> [Problem to solve]: Exact repetition of the data below is required.

+++++

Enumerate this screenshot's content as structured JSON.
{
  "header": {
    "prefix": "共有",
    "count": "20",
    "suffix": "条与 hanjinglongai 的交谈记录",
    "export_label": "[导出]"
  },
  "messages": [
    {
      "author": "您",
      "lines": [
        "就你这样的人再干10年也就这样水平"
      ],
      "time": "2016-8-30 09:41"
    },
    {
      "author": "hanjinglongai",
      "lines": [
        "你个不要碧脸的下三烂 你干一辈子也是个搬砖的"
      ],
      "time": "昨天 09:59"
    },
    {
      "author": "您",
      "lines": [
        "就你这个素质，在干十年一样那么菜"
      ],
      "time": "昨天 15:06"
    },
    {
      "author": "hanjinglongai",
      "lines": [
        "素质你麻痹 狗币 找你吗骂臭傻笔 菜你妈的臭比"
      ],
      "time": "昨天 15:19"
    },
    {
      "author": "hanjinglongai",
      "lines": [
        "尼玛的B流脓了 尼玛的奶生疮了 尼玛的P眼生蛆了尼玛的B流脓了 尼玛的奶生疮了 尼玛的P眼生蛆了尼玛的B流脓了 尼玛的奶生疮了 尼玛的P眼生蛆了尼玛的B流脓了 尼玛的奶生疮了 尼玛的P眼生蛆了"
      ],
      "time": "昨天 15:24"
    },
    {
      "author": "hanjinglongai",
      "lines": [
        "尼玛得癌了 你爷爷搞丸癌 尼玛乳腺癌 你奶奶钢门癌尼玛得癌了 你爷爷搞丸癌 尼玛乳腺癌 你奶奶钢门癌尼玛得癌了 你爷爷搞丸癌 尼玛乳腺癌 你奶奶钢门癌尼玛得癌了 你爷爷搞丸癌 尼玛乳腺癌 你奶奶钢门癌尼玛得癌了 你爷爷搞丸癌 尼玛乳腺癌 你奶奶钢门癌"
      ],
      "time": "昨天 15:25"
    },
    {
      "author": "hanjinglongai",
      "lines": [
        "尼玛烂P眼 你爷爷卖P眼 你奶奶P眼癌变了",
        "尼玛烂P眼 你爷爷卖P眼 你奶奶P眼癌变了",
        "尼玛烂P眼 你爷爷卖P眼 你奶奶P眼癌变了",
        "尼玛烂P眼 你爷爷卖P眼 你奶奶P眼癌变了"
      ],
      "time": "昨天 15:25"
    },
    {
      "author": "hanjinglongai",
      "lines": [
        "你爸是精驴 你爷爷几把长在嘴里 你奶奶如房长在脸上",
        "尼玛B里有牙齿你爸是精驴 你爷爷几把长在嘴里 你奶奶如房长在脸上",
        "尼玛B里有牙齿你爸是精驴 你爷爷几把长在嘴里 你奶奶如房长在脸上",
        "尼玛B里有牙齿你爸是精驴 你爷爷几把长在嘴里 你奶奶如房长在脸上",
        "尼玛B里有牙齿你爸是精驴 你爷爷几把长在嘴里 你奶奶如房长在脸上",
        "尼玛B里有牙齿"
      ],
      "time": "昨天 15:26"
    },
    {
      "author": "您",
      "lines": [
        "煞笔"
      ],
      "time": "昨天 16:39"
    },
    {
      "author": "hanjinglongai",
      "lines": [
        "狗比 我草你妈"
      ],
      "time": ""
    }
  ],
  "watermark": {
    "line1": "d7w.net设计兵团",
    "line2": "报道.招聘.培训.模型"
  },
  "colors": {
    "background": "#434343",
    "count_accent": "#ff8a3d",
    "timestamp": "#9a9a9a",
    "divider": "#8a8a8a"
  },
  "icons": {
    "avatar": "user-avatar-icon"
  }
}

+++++

> [Solution for this task]:
Enumerate this screenshot's content as structured JSON.
{
  "header": {
    "prefix": "共有",
    "count": "20",
    "suffix": "条与 hanjinglongai 的交谈记录",
    "export_label": "[导出]"
  },
  "messages": [
    {
      "author": "您",
      "lines": [
        "就你这样的人再干10年也就这样水平"
      ],
      "time": "2016-8-30 09:41"
    },
    {
      "author": "hanjinglongai",
      "lines": [
        "你个不要碧脸的下三烂 你干一辈子也是个搬砖的"
      ],
      "time": "昨天 09:59"
    },
    {
      "author": "您",
      "lines": [
        "就你这个素质，在干十年一样那么菜"
      ],
      "time": "昨天 15:06"
    },
    {
      "author": "hanjinglongai",
      "lines": [
        "素质你麻痹 狗币 找你吗骂臭傻笔 菜你妈的臭比"
      ],
      "time": "昨天 15:19"
    },
    {
      "author": "hanjinglongai",
      "lines": [
        "尼玛的B流脓了 尼玛的奶生疮了 尼玛的P眼生蛆了尼玛的B流脓了 尼玛的奶生疮了 尼玛的P眼生蛆了尼玛的B流脓了 尼玛的奶生疮了 尼玛的P眼生蛆了尼玛的B流脓了 尼玛的奶生疮了 尼玛的P眼生蛆了"
      ],
      "time": "昨天 15:24"
    },
    {
      "author": "hanjinglongai",
      "lines": [
        "尼玛得癌了 你爷爷搞丸癌 尼玛乳腺癌 你奶奶钢门癌尼玛得癌了 你爷爷搞丸癌 尼玛乳腺癌 你奶奶钢门癌尼玛得癌了 你爷爷搞丸癌 尼玛乳腺癌 你奶奶钢门癌尼玛得癌了 你爷爷搞丸癌 尼玛乳腺癌 你奶奶钢门癌尼玛得癌了 你爷爷搞丸癌 尼玛乳腺癌 你奶奶钢门癌"
      ],
      "time": "昨天 15:25"
    },
    {
      "author": "hanjinglongai",
      "lines": [
        "尼玛烂P眼 你爷爷卖P眼 你奶奶P眼癌变了",
        "尼玛烂P眼 你爷爷卖P眼 你奶奶P眼癌变了",
        "尼玛烂P眼 你爷爷卖P眼 你奶奶P眼癌变了",
        "尼玛烂P眼 你爷爷卖P眼 你奶奶P眼癌变了"
      ],
      "time": "昨天 15:25"
    },
    {
      "author": "hanjinglongai",
      "lines": [
        "你爸是精驴 你爷爷几把长在嘴里 你奶奶如房长在脸上",
        "尼玛B里有牙齿你爸是精驴 你爷爷几把长在嘴里 你奶奶如房长在脸上",
        "尼玛B里有牙齿你爸是精驴 你爷爷几把长在嘴里 你奶奶如房长在脸上",
        "尼玛B里有牙齿你爸是精驴 你爷爷几把长在嘴里 你奶奶如房长在脸上",
        "尼玛B里有牙齿你爸是精驴 你爷爷几把长在嘴里 你奶奶如房长在脸上",
        "尼玛B里有牙齿"
      ],
      "time": "昨天 15:26"
    },
    {
      "author": "您",
      "lines": [
        "煞笔"
      ],
      "time": "昨天 16:39"
    },
    {
      "author": "hanjinglongai",
      "lines": [
        "狗比 我草你妈"
      ],
      "time": ""
    }
  ],
  "watermark": {
    "line1": "d7w.net设计兵团",
    "line2": "报道.招聘.培训.模型"
  },
  "colors": {
    "background": "#434343",
    "count_accent": "#ff8a3d",
    "timestamp": "#9a9a9a",
    "divider": "#8a8a8a"
  },
  "icons": {
    "avatar": "user-avatar-icon"
  }
}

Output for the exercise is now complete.